World Med13l Syndrome Day is Friday
Madelynn Pritchett wasn’t hitting her milestones as a baby. She didn’t sit up. She didn’t roll over. She wouldn’t do things that babies normally do like putting things in her mouth.
But her great-grandmother Sue Ware thinks her great-granddaughter has come a long ways. “We think she’s pretty normal,” she said.
After a long and arduous process, Madelynn, now 5-years-old, was diagnosed with a rare condition, MED13L. The condition also known as hap lo insufficiency syndrome is caused by a defect in the MED13L gene.

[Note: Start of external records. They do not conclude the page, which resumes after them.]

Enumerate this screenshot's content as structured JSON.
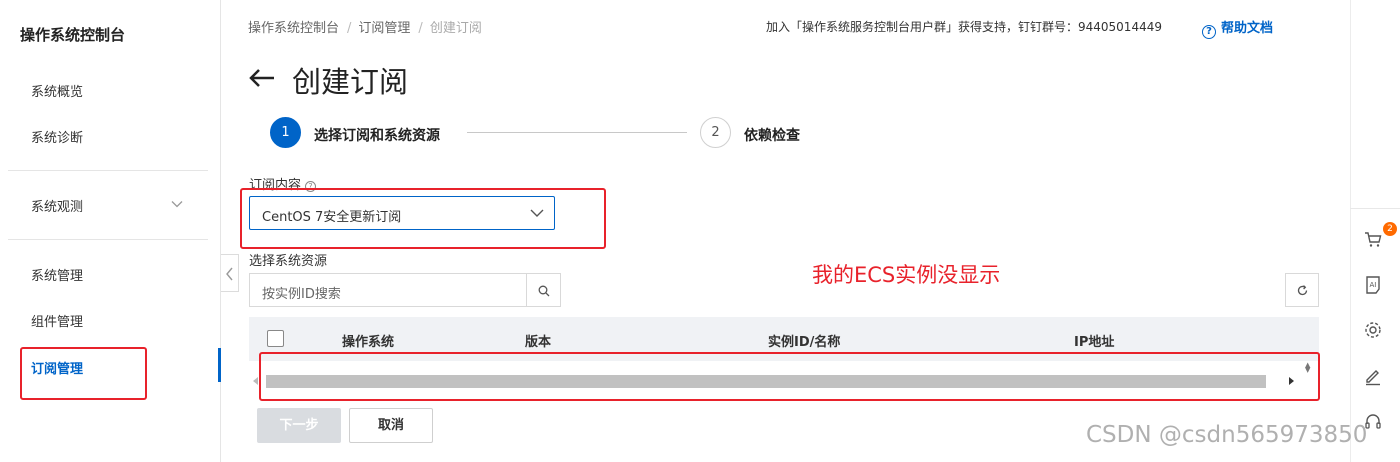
{
  "sidebar": {
    "title": "操作系统控制台",
    "items": [
      {
        "label": "系统概览"
      },
      {
        "label": "系统诊断"
      },
      {
        "label": "系统观测"
      },
      {
        "label": "系统管理"
      },
      {
        "label": "组件管理"
      },
      {
        "label": "订阅管理"
      }
    ],
    "active_item": "订阅管理"
  },
  "header": {
    "breadcrumb": [
      "操作系统控制台",
      "订阅管理",
      "创建订阅"
    ],
    "support_text": "加入「操作系统服务控制台用户群」获得支持，钉钉群号：94405014449",
    "help_label": "帮助文档"
  },
  "page": {
    "title": "创建订阅",
    "steps": [
      {
        "number": "1",
        "label": "选择订阅和系统资源",
        "state": "active"
      },
      {
        "number": "2",
        "label": "依赖检查",
        "state": "pending"
      }
    ]
  },
  "form": {
    "subscription_label": "订阅内容",
    "subscription_value": "CentOS 7安全更新订阅",
    "resource_label": "选择系统资源",
    "search_placeholder": "按实例ID搜索"
  },
  "annotation": {
    "text": "我的ECS实例没显示",
    "color": "#e8222b"
  },
  "table": {
    "columns": [
      "操作系统",
      "版本",
      "实例ID/名称",
      "IP地址"
    ],
    "rows": []
  },
  "buttons": {
    "next": "下一步",
    "cancel": "取消"
  },
  "right_rail": {
    "cart_badge": "2",
    "icons": [
      "cart-icon",
      "ai-icon",
      "gear-icon",
      "edit-icon",
      "headset-icon"
    ]
  },
  "watermark": "CSDN @csdn565973850",
  "colors": {
    "primary": "#0064c8",
    "highlight_red": "#e8222b",
    "badge_orange": "#ff6a00"
  }
}
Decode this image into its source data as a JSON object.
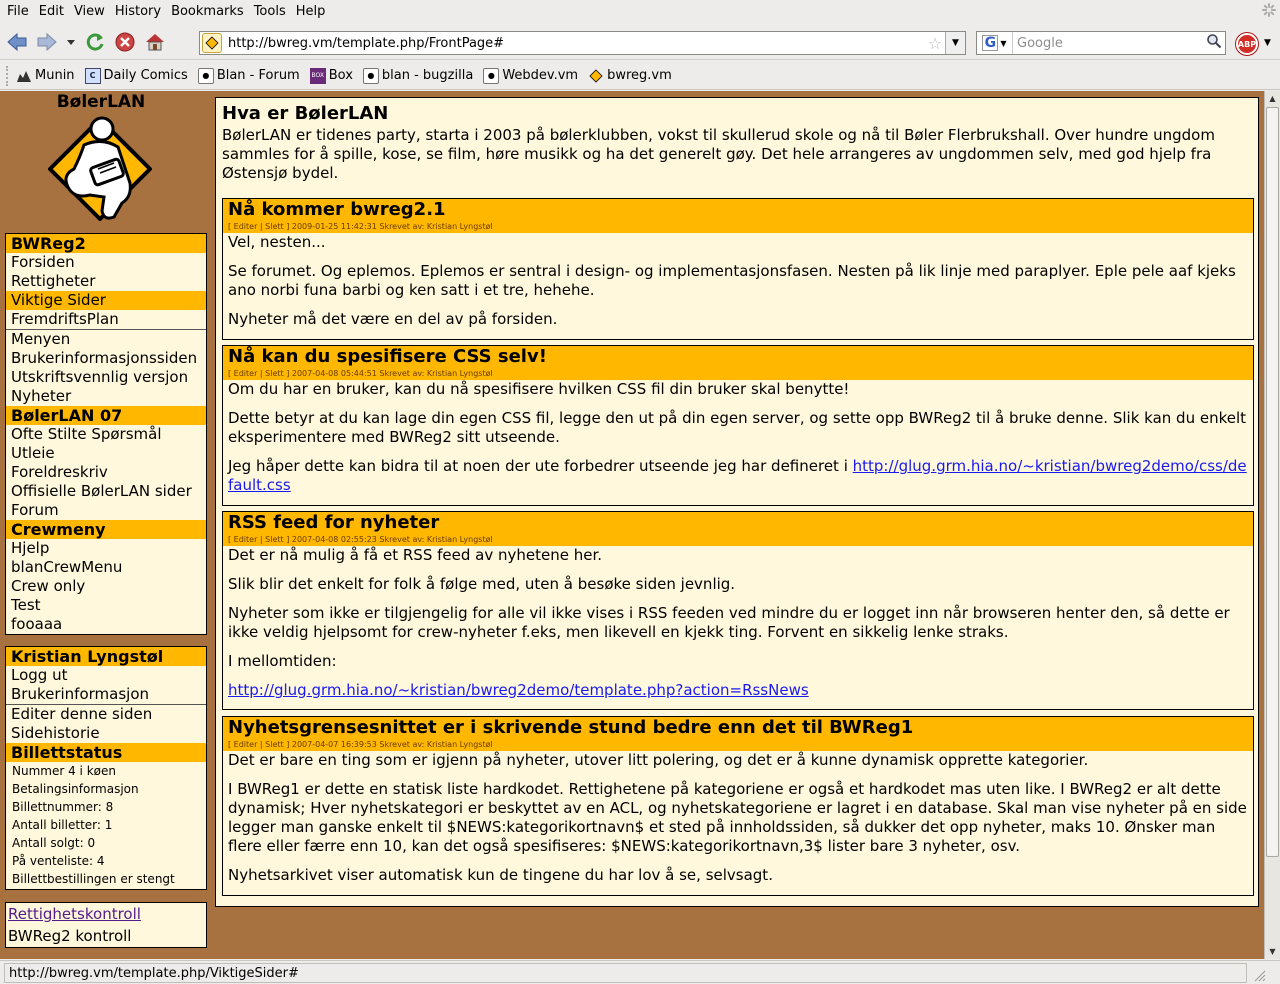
{
  "menubar": {
    "items": [
      "File",
      "Edit",
      "View",
      "History",
      "Bookmarks",
      "Tools",
      "Help"
    ]
  },
  "navbar": {
    "url": "http://bwreg.vm/template.php/FrontPage#",
    "search_placeholder": "Google",
    "abp_label": "ABP"
  },
  "bookmarks": [
    "Munin",
    "Daily Comics",
    "Blan - Forum",
    "Box",
    "blan - bugzilla",
    "Webdev.vm",
    "bwreg.vm"
  ],
  "sidebar": {
    "logo_title": "BølerLAN",
    "box1": {
      "items": [
        {
          "label": "BWReg2",
          "kind": "head"
        },
        {
          "label": "Forsiden",
          "kind": "item"
        },
        {
          "label": "Rettigheter",
          "kind": "item"
        },
        {
          "label": "Viktige Sider",
          "kind": "active"
        },
        {
          "label": "FremdriftsPlan",
          "kind": "item"
        },
        {
          "label": "Menyen",
          "kind": "item"
        },
        {
          "label": "Brukerinformasjonssiden",
          "kind": "item"
        },
        {
          "label": "Utskriftsvennlig versjon",
          "kind": "item"
        },
        {
          "label": "Nyheter",
          "kind": "item"
        },
        {
          "label": "BølerLAN 07",
          "kind": "head"
        },
        {
          "label": "Ofte Stilte Spørsmål",
          "kind": "item"
        },
        {
          "label": "Utleie",
          "kind": "item"
        },
        {
          "label": "Foreldreskriv",
          "kind": "item"
        },
        {
          "label": "Offisielle BølerLAN sider",
          "kind": "item"
        },
        {
          "label": "Forum",
          "kind": "item"
        },
        {
          "label": "Crewmeny",
          "kind": "head"
        },
        {
          "label": "Hjelp",
          "kind": "item"
        },
        {
          "label": "blanCrewMenu",
          "kind": "item"
        },
        {
          "label": "Crew only",
          "kind": "item"
        },
        {
          "label": "Test",
          "kind": "item"
        },
        {
          "label": "fooaaa",
          "kind": "item"
        }
      ]
    },
    "box2": {
      "user": "Kristian Lyngstøl",
      "logout": "Logg ut",
      "userinfo": "Brukerinformasjon",
      "edit_page": "Editer denne siden",
      "history": "Sidehistorie",
      "ticket_head": "Billettstatus",
      "ticket_lines": [
        "Nummer 4 i køen",
        "Betalingsinformasjon",
        "Billettnummer: 8",
        "Antall billetter: 1",
        "Antall solgt: 0",
        "På venteliste: 4",
        "Billettbestillingen er stengt"
      ]
    },
    "box3": {
      "rights_link": "Rettighetskontroll",
      "control": "BWReg2 kontroll"
    }
  },
  "main": {
    "title": "Hva er BølerLAN",
    "intro": "BølerLAN er tidenes party, starta i 2003 på bølerklubben, vokst til skullerud skole og nå til Bøler Flerbrukshall. Over hundre ungdom sammles for å spille, kose, se film, høre musikk og ha det generelt gøy. Det hele arrangeres av ungdommen selv, med god hjelp fra Østensjø bydel.",
    "news": [
      {
        "title": "Nå kommer bwreg2.1",
        "meta": "[ Editer | Slett ] 2009-01-25 11:42:31 Skrevet av: Kristian Lyngstøl",
        "paragraphs": [
          "Vel, nesten...",
          "Se forumet. Og eplemos. Eplemos er sentral i design- og implementasjonsfasen. Nesten på lik linje med paraplyer. Eple pele aaf kjeks ano norbi funa barbi og ken satt i et tre, hehehe.",
          "Nyheter må det være en del av på forsiden."
        ]
      },
      {
        "title": "Nå kan du spesifisere CSS selv!",
        "meta": "[ Editer | Slett ] 2007-04-08 05:44:51 Skrevet av: Kristian Lyngstøl",
        "paragraphs": [
          "Om du har en bruker, kan du nå spesifisere hvilken CSS fil din bruker skal benytte!",
          "Dette betyr at du kan lage din egen CSS fil, legge den ut på din egen server, og sette opp BWReg2 til å bruke denne. Slik kan du enkelt eksperimentere med BWReg2 sitt utseende."
        ],
        "last_text": "Jeg håper dette kan bidra til at noen der ute forbedrer utseende jeg har defineret i ",
        "last_link": "http://glug.grm.hia.no/~kristian/bwreg2demo/css/default.css"
      },
      {
        "title": "RSS feed for nyheter",
        "meta": "[ Editer | Slett ] 2007-04-08 02:55:23 Skrevet av: Kristian Lyngstøl",
        "paragraphs": [
          "Det er nå mulig å få et RSS feed av nyhetene her.",
          "Slik blir det enkelt for folk å følge med, uten å besøke siden jevnlig.",
          "Nyheter som ikke er tilgjengelig for alle vil ikke vises i RSS feeden ved mindre du er logget inn når browseren henter den, så dette er ikke veldig hjelpsomt for crew-nyheter f.eks, men likevell en kjekk ting. Forvent en sikkelig lenke straks.",
          "I mellomtiden:"
        ],
        "link": "http://glug.grm.hia.no/~kristian/bwreg2demo/template.php?action=RssNews"
      },
      {
        "title": "Nyhetsgrensesnittet er i skrivende stund bedre enn det til BWReg1",
        "meta": "[ Editer | Slett ] 2007-04-07 16:39:53 Skrevet av: Kristian Lyngstøl",
        "paragraphs": [
          "Det er bare en ting som er igjenn på nyheter, utover litt polering, og det er å kunne dynamisk opprette kategorier.",
          "I BWReg1 er dette en statisk liste hardkodet. Rettighetene på kategoriene er også et hardkodet mas uten like. I BWReg2 er alt dette dynamisk; Hver nyhetskategori er beskyttet av en ACL, og nyhetskategoriene er lagret i en database. Skal man vise nyheter på en side legger man ganske enkelt til $NEWS:kategorikortnavn$ et sted på innholdssiden, så dukker det opp nyheter, maks 10. Ønsker man flere eller færre enn 10, kan det også spesifiseres: $NEWS:kategorikortnavn,3$ lister bare 3 nyheter, osv.",
          "Nyhetsarkivet viser automatisk kun de tingene du har lov å se, selvsagt."
        ]
      }
    ]
  },
  "statusbar": {
    "text": "http://bwreg.vm/template.php/ViktigeSider#"
  },
  "colors": {
    "page_bg": "#a87240",
    "accent": "#ffb700",
    "panel": "#fff8dc"
  }
}
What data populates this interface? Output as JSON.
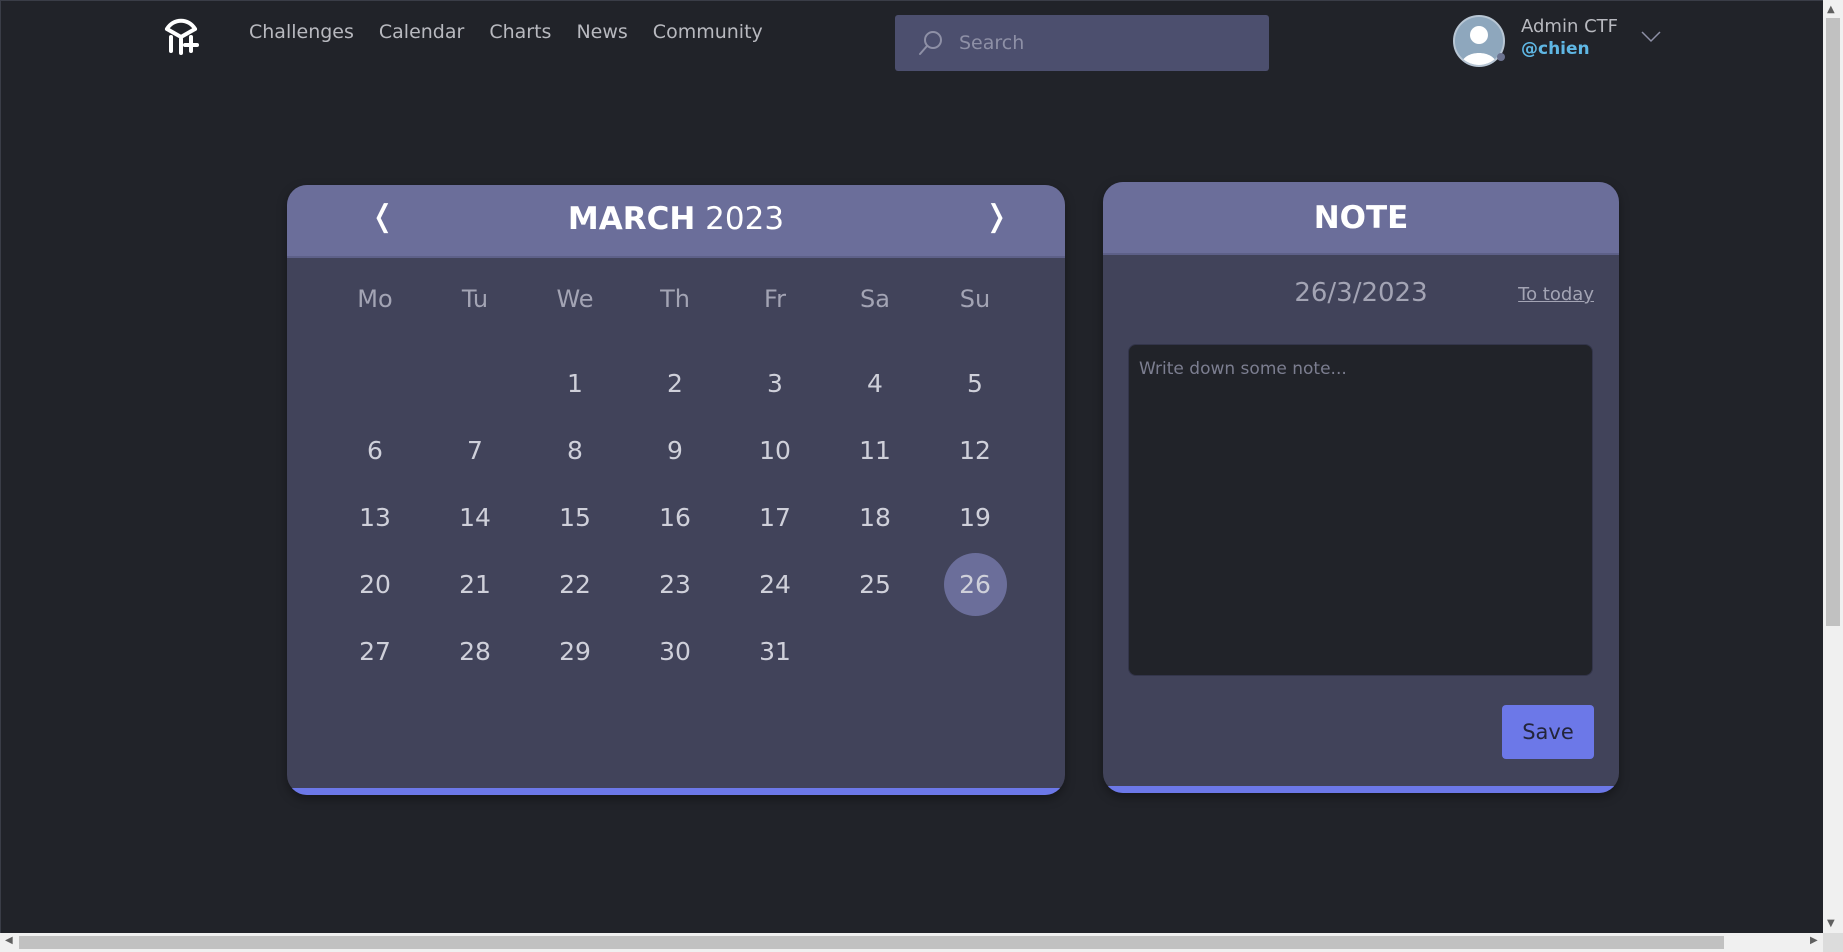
{
  "header": {
    "nav": [
      "Challenges",
      "Calendar",
      "Charts",
      "News",
      "Community"
    ],
    "search_placeholder": "Search",
    "user": {
      "name": "Admin CTF",
      "handle": "@chien"
    }
  },
  "calendar": {
    "prev_label": "❬",
    "next_label": "❭",
    "month": "MARCH",
    "year": "2023",
    "weekdays": [
      "Mo",
      "Tu",
      "We",
      "Th",
      "Fr",
      "Sa",
      "Su"
    ],
    "leading_blanks": 2,
    "days_in_month": 31,
    "selected_day": 26
  },
  "note": {
    "title": "NOTE",
    "date": "26/3/2023",
    "to_today": "To today",
    "textarea_placeholder": "Write down some note...",
    "save_label": "Save"
  },
  "colors": {
    "background": "#212329",
    "card": "#41435a",
    "card_header": "#6b6e9a",
    "accent": "#6c78e8",
    "handle": "#5fb7e4"
  }
}
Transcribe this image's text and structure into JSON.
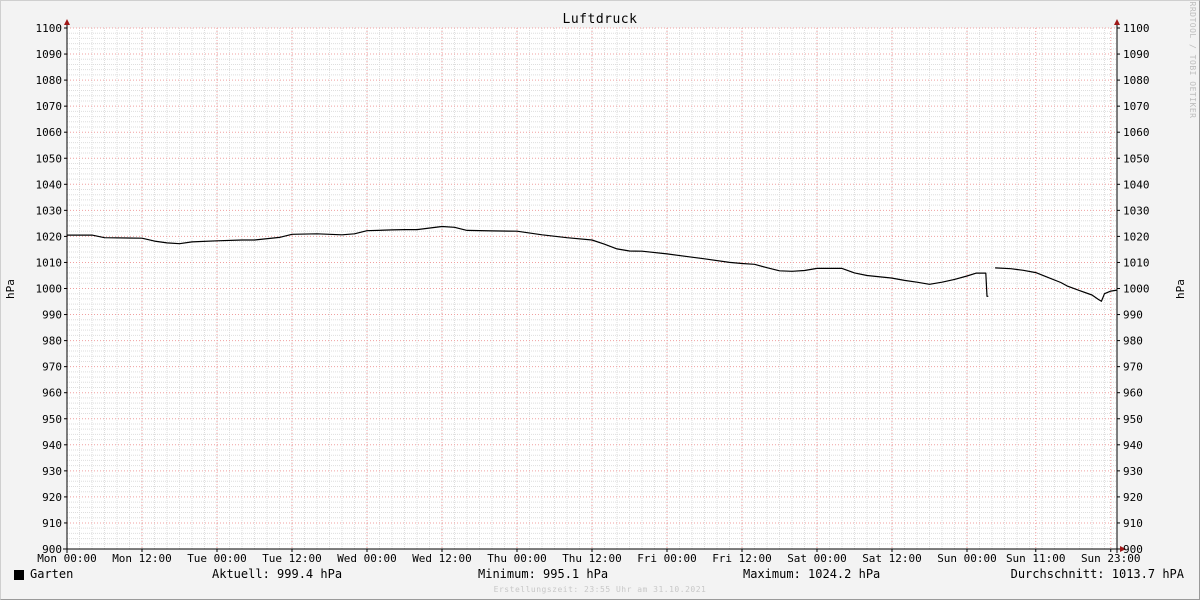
{
  "chart_data": {
    "type": "line",
    "title": "Luftdruck",
    "ylabel": "hPa",
    "ylim": [
      900,
      1100
    ],
    "y_ticks": [
      900,
      910,
      920,
      930,
      940,
      950,
      960,
      970,
      980,
      990,
      1000,
      1010,
      1020,
      1030,
      1040,
      1050,
      1060,
      1070,
      1080,
      1090,
      1100
    ],
    "x_ticks": [
      "Mon 00:00",
      "Mon 12:00",
      "Tue 00:00",
      "Tue 12:00",
      "Wed 00:00",
      "Wed 12:00",
      "Thu 00:00",
      "Thu 12:00",
      "Fri 00:00",
      "Fri 12:00",
      "Sat 00:00",
      "Sat 12:00",
      "Sun 00:00",
      "Sun 11:00",
      "Sun 23:00"
    ],
    "x_tick_hours": [
      0,
      12,
      24,
      36,
      48,
      60,
      72,
      84,
      96,
      108,
      120,
      132,
      144,
      155,
      167
    ],
    "grid": true,
    "series": [
      {
        "name": "Garten",
        "color": "#000000",
        "segments": [
          [
            [
              0,
              1020.5
            ],
            [
              4,
              1020.5
            ],
            [
              6,
              1019.5
            ],
            [
              12,
              1019.3
            ],
            [
              14,
              1018.2
            ],
            [
              16,
              1017.5
            ],
            [
              18,
              1017.2
            ],
            [
              20,
              1017.9
            ],
            [
              24,
              1018.3
            ],
            [
              28,
              1018.6
            ],
            [
              30,
              1018.6
            ],
            [
              34,
              1019.6
            ],
            [
              36,
              1020.8
            ],
            [
              40,
              1021.0
            ],
            [
              44,
              1020.6
            ],
            [
              46,
              1021.0
            ],
            [
              48,
              1022.2
            ],
            [
              52,
              1022.5
            ],
            [
              54,
              1022.6
            ],
            [
              56,
              1022.6
            ],
            [
              60,
              1023.8
            ],
            [
              62,
              1023.5
            ],
            [
              64,
              1022.3
            ],
            [
              68,
              1022.1
            ],
            [
              72,
              1022.0
            ],
            [
              76,
              1020.6
            ],
            [
              80,
              1019.5
            ],
            [
              84,
              1018.6
            ],
            [
              86,
              1017.0
            ],
            [
              88,
              1015.2
            ],
            [
              90,
              1014.4
            ],
            [
              92,
              1014.3
            ],
            [
              96,
              1013.3
            ],
            [
              100,
              1012.0
            ],
            [
              102,
              1011.4
            ],
            [
              106,
              1010.0
            ],
            [
              108,
              1009.6
            ],
            [
              110,
              1009.3
            ],
            [
              112,
              1008.0
            ],
            [
              114,
              1006.8
            ],
            [
              116,
              1006.6
            ],
            [
              118,
              1006.9
            ],
            [
              120,
              1007.7
            ],
            [
              124,
              1007.7
            ],
            [
              126,
              1006.0
            ],
            [
              128,
              1005.0
            ],
            [
              132,
              1004.0
            ],
            [
              134,
              1003.1
            ],
            [
              136,
              1002.4
            ],
            [
              138,
              1001.6
            ],
            [
              140,
              1002.4
            ],
            [
              142,
              1003.5
            ],
            [
              144,
              1004.8
            ],
            [
              145.5,
              1005.9
            ],
            [
              147,
              1005.9
            ],
            [
              147.2,
              997.0
            ],
            [
              147.4,
              997.0
            ]
          ],
          [
            [
              148.5,
              1007.9
            ],
            [
              151,
              1007.6
            ],
            [
              153,
              1007.0
            ],
            [
              155,
              1006.1
            ],
            [
              157,
              1004.2
            ],
            [
              159,
              1002.3
            ],
            [
              160,
              1001.0
            ],
            [
              162,
              999.2
            ],
            [
              164,
              997.5
            ],
            [
              165,
              995.8
            ],
            [
              165.5,
              995.1
            ],
            [
              166,
              998.0
            ],
            [
              167,
              999.0
            ],
            [
              168,
              999.4
            ]
          ]
        ]
      }
    ]
  },
  "watermark": "RRDTOOL / TOBI OETIKER",
  "legend": {
    "series_name": "Garten",
    "aktuell": "Aktuell: 999.4 hPa",
    "minimum": "Minimum: 995.1 hPa",
    "maximum": "Maximum: 1024.2 hPa",
    "durchschnitt": "Durchschnitt: 1013.7 hPA"
  },
  "created": "Erstellungszeit: 23:55 Uhr am 31.10.2021"
}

Distinctive facial features, speech delays and intellectual disability lead to the diagnosis, but the diagnosis must be confirmed through genetic testing.
While MED13L is considered a genetic condition, Madelynn’s mother, Jill Pritchett, said neither her or Madelynn’s father carried the defect in their gene. “It just happens,” said Jill Pritchett about MED13L.
World MED13L Syndrome Day is Friday and the MED13L Foundation is working to find a cure. The goal is to raise $1 million this year and to raise $10,000 this month.
Madelynn was sick often as a baby, Jill said, and she had to go to the hospital twice. Madelynn was seeing a chiropractor every week and the chiropractor eventually suggested she be tested for MED13L.
Among the health issues Madelyn suffered from was curved feet, constipation and acid reflux. Shortly after the time she was born from 2017 through 2019 the series of test she went through and the number of doctors and agencies she saw seemed endless.
Among those who have helped with Madelynn include the Central Valley Regional Center and Valley Children’s Hospital.
Madelynn will be graduating from Jim Maples Academy’s special resources preschool program. She also attends Happy Hearts Day Care. Jill said they’re thankful for Jim Maples Academy and Happy Hearts for how they have helped with Madelynn’s development.
Madelynn will attend kindergarten in some kind of special education program in the fall. The obvious goal is for Madelynn to eventually attend school with the rest of the general school population. “That’s everyone’s goal is to get her as independent as possible,” Jill said.
Jill said Madelynn now tests at a developmental and intellectual level of a 1-2-year-old. “I think she’s higher,” Ware said.
And Madelynn does talk somewhat.
Those who want to make a donation to the MED13L Foundation can go to the following link: donorbox.org/curemed13l